"People are generally numb to statistics," Mr. Scissons said, "but the one we keep bringing up is that there's 20 million people living like this. This is something that'll hopefully make people stop and think."
UN agency airs 'edgy' ads on plight of refugees
'It gets people talking,' TV ad creator says
Norma Greenaway, Ottawa Citizen; CanWest News Service
Published: Wednesday, May 09, 2007
OTTAWA - A new Canadian-made ad campaign designed to raise awareness about the plight of the world's refugees is also raising some eyebrows.
The heart of the pro-bono work by advertising agency BBDO Toronto is a provocative 30-second television spot featuring an animated snail being ripped from its shell with tweezers. The tag line reads: "If you think taking one snail from its home is disturbing, you should know it's already been done to 21 million people."
The ad, being distributed by the United Nations high commissioner for refugees to television stations in Canada and a dozen countries in Europe, South America and Africa, is edgier than the usual United Nations fare.
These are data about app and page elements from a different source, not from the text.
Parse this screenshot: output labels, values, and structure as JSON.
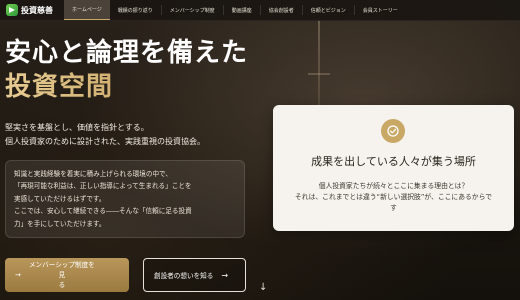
{
  "nav": {
    "brand": "投資慈善",
    "items": [
      {
        "label": "ホームページ",
        "active": true
      },
      {
        "label": "戦績の振り返り",
        "active": false
      },
      {
        "label": "メンバーシップ制度",
        "active": false
      },
      {
        "label": "動画講座",
        "active": false
      },
      {
        "label": "協会創設者",
        "active": false
      },
      {
        "label": "信頼とビジョン",
        "active": false
      },
      {
        "label": "会員ストーリー",
        "active": false
      }
    ]
  },
  "hero": {
    "title_line1": "安心と論理を備えた",
    "title_line2": "投資空間",
    "lead": [
      "堅実さを基盤とし、価値を指針とする。",
      "個人投資家のために設計された、実践重視の投資協会。"
    ],
    "quote": [
      "知識と実践経験を着実に積み上げられる環境の中で、",
      "「再現可能な利益は、正しい指導によって生まれる」ことを",
      "実感していただけるはずです。",
      "ここでは、安心して継続できる――そんな「信頼に足る投資",
      "力」を手にしていただけます。"
    ],
    "primary_button": {
      "line1": "メンバーシップ制度を見",
      "line2": "る"
    },
    "secondary_button": "創設者の想いを知る"
  },
  "card": {
    "title": "成果を出している人々が集う場所",
    "text": [
      "個人投資家たちが続々とここに集まる理由とは？",
      "それは、これまでとは違う“新しい選択肢”が、ここにあるからで",
      "す"
    ]
  },
  "colors": {
    "accent_gold": "#c9a866",
    "button_gold": "#b9975b",
    "brand_green": "#4cb446",
    "card_bg": "#f6f3ee"
  }
}
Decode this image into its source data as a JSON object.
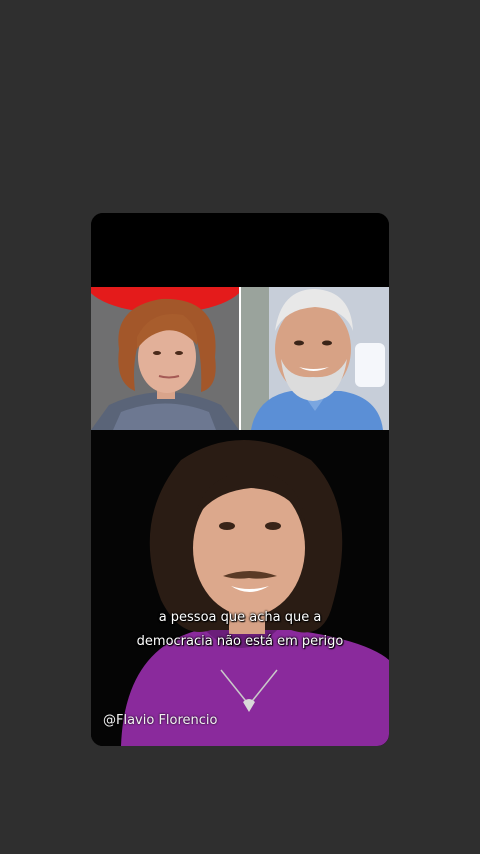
{
  "video": {
    "caption_line_1": "a pessoa que acha que a",
    "caption_line_2": "democracia não está em perigo",
    "handle": "@Flavio Florencio"
  },
  "colors": {
    "background": "#2f2f2f",
    "shirt_purple": "#8a2a9c",
    "left_banner_red": "#e41b1b",
    "right_shirt_blue": "#5b8fd6"
  }
}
Patrick Scissons, BBDO's associate creative director, says the world refugee crisis begs bold treatment.
"Obviously, there are a lot of charitable causes out there vying for attention and support," Scissons said Tuesday in an interview from Toronto. "There is a need to stand out."
Scissons and UN officials say they are unfazed by critics who have seen the ad on the UNHCR's website and who complain it is too graphic and should be pulled. "For me it's good. It gets people talking," said Scissons. "If we've done that, we've done our job."
He also stressed the ad is pure animation, with the exception of the hand holding the tweezers.
Scissons says he toyed with the idea of putting a little asterisk at the foot of the ad saying; "No real snails were harmed in the making of the commercial," but he decided it wasn't necessary.
The campaign, which also includes radio and print spots, can be viewed on the UN agency's website, www.unhcr.ca/help
Because almost all the work by animators, sound technicians and others was done for free, the only cost to UNHCR was $4,400 to make copies.
Scissons said he is bent on waking Canadians and others living in comfortable, democratic societies to the refugee nightmare of violence, persecution and homelessness.
Mock radio ads to be aired in Toronto tell residents of certain neighbourhoods that they have been displaced.
"Please be advised your families have been evicted, beaten and are running eastbound on Circle Drive to save their lives," says one.
Nanda Na Champassak, a senior UNHCR official in Canada, said the campaign is harder hitting than previous ones but that UNHCR officials at all levels embraced the approach.
UNHCR cites the many people being displaced by conflicts in Iraq, Sudan's Darfur region and Colombia as today's most critical refugee hot spots.
Scissons latched on to the idea of getting his firm to help create a new refugee campaign after one of UNHCR's mailings landed on his doorstep. He said the information was moving, but he thought it could be presented more compellingly.